Duncan Grant’s still-life paintings of the 1910s are remarkable for their stylistic variety. However, they were not just technically accomplished. The objects in these paintings were often of personal significance to the artist and his friends.
Whether it is true or not, Roger Fry’s two Post-Impressionist exhibitions in 1910 and 1912 are reputed to be the first time a naïve British public saw advanced European painting of the day. Duncan Grant (1885–1978) was an interested visitor to the first and a participant in the second. Important though the exhibition was to Grant’s development, however, his experimental period – between around 1910 and 1918 – pre-dated the first exhibition by several months. Returning from a trip around Tunis and Sicily with Maynard Keynes in spring 1911, Grant called in on Matisse at his studio in Issy-les-Molineaux, just outside Paris, armed with a letter of introduction from Simon Bussy. He later recalled that a version of La Danse and a still life of nasturtiums were present.
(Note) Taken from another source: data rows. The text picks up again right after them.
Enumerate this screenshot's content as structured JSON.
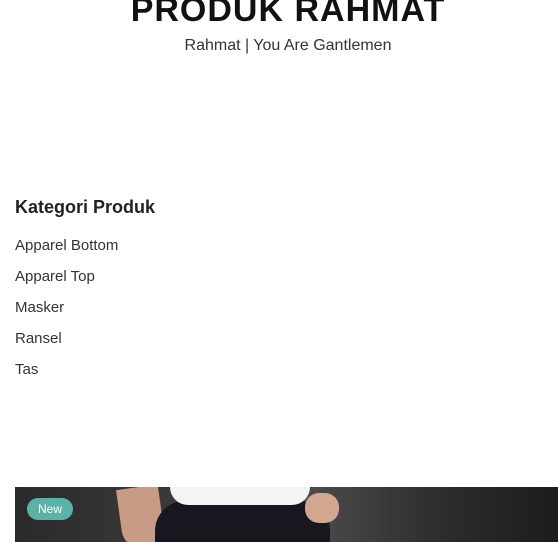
{
  "header": {
    "title": "PRODUK RAHMAT",
    "tagline": "Rahmat | You Are Gantlemen"
  },
  "sidebar": {
    "heading": "Kategori Produk",
    "categories": [
      {
        "label": "Apparel Bottom"
      },
      {
        "label": "Apparel Top"
      },
      {
        "label": "Masker"
      },
      {
        "label": "Ransel"
      },
      {
        "label": "Tas"
      }
    ]
  },
  "product": {
    "badge": "New"
  },
  "colors": {
    "badge_bg": "#5bb3a8",
    "title_text": "#111111",
    "body_text": "#333333"
  }
}
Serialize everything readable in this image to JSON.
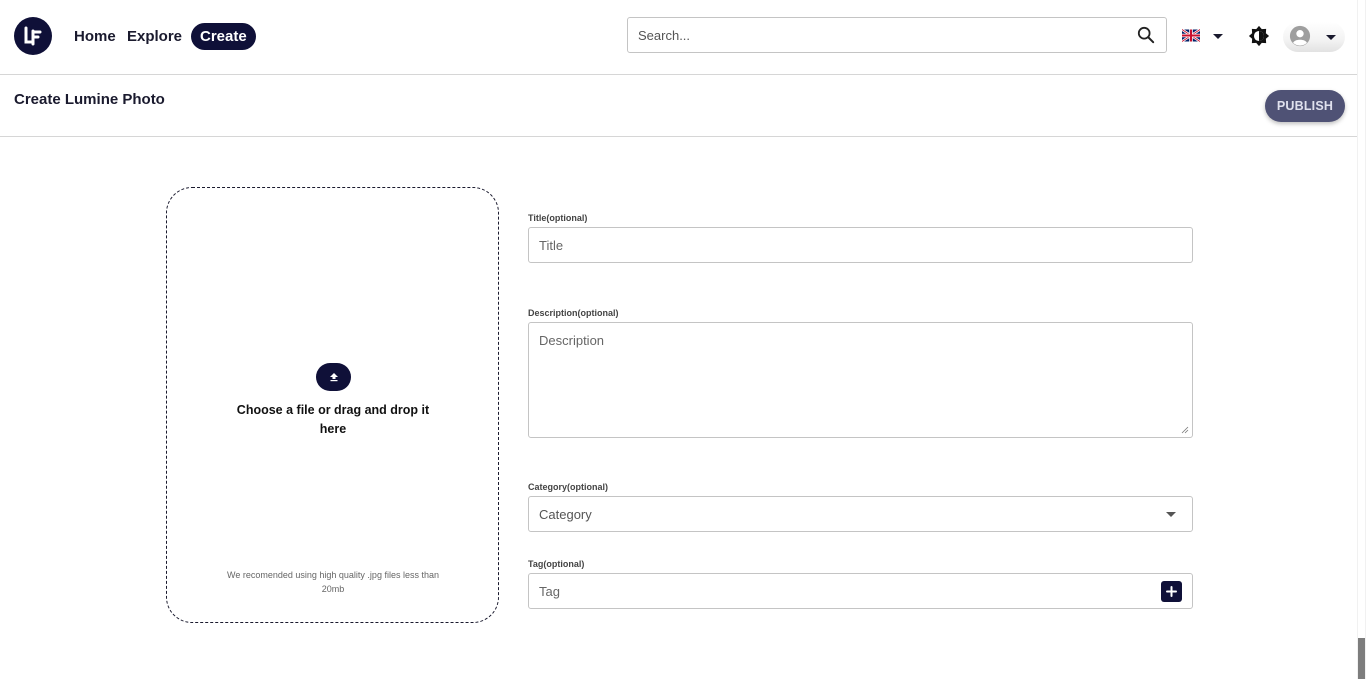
{
  "brand": {
    "logo_text": "LP"
  },
  "nav": {
    "home": "Home",
    "explore": "Explore",
    "create": "Create"
  },
  "search": {
    "placeholder": "Search...",
    "value": ""
  },
  "header": {
    "language_icon": "uk-flag-icon",
    "theme_icon": "brightness-icon",
    "avatar_icon": "user-avatar-icon"
  },
  "subheader": {
    "title": "Create Lumine Photo",
    "publish_label": "PUBLISH"
  },
  "upload": {
    "prompt": "Choose a file or drag and drop it here",
    "hint": "We recomended using high quality .jpg files less than 20mb",
    "icon": "upload-icon"
  },
  "form": {
    "title": {
      "label": "Title(optional)",
      "placeholder": "Title",
      "value": ""
    },
    "description": {
      "label": "Description(optional)",
      "placeholder": "Description",
      "value": ""
    },
    "category": {
      "label": "Category(optional)",
      "value": "Category"
    },
    "tag": {
      "label": "Tag(optional)",
      "placeholder": "Tag",
      "value": ""
    }
  },
  "colors": {
    "brand_navy": "#0f1038",
    "publish_bg": "#4f5275",
    "border": "#c4c4c4"
  }
}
Aside from these interesting technicalities, the objects in Grant’s still-life paintings were often of personal significance to the artist and his friends. In Still Life with Compotier and Glass, the fruit dish – a ‘compotier’ or ‘tazza’ – was a housewarming present to Grant and his partner Vanessa Bell. It was given by Barbara Hiles (later Bagenal), a graduate of the Slade School of Fine Art, who visited shortly after they moved into Charleston in October 1916.
Some years later, Bagenal was photographed on a visit to the farmhouse. The image shows her seated with the very fruit dish which she had given some decades before. She was evidently proud of the gift, and pleased to find it was still there after so many years.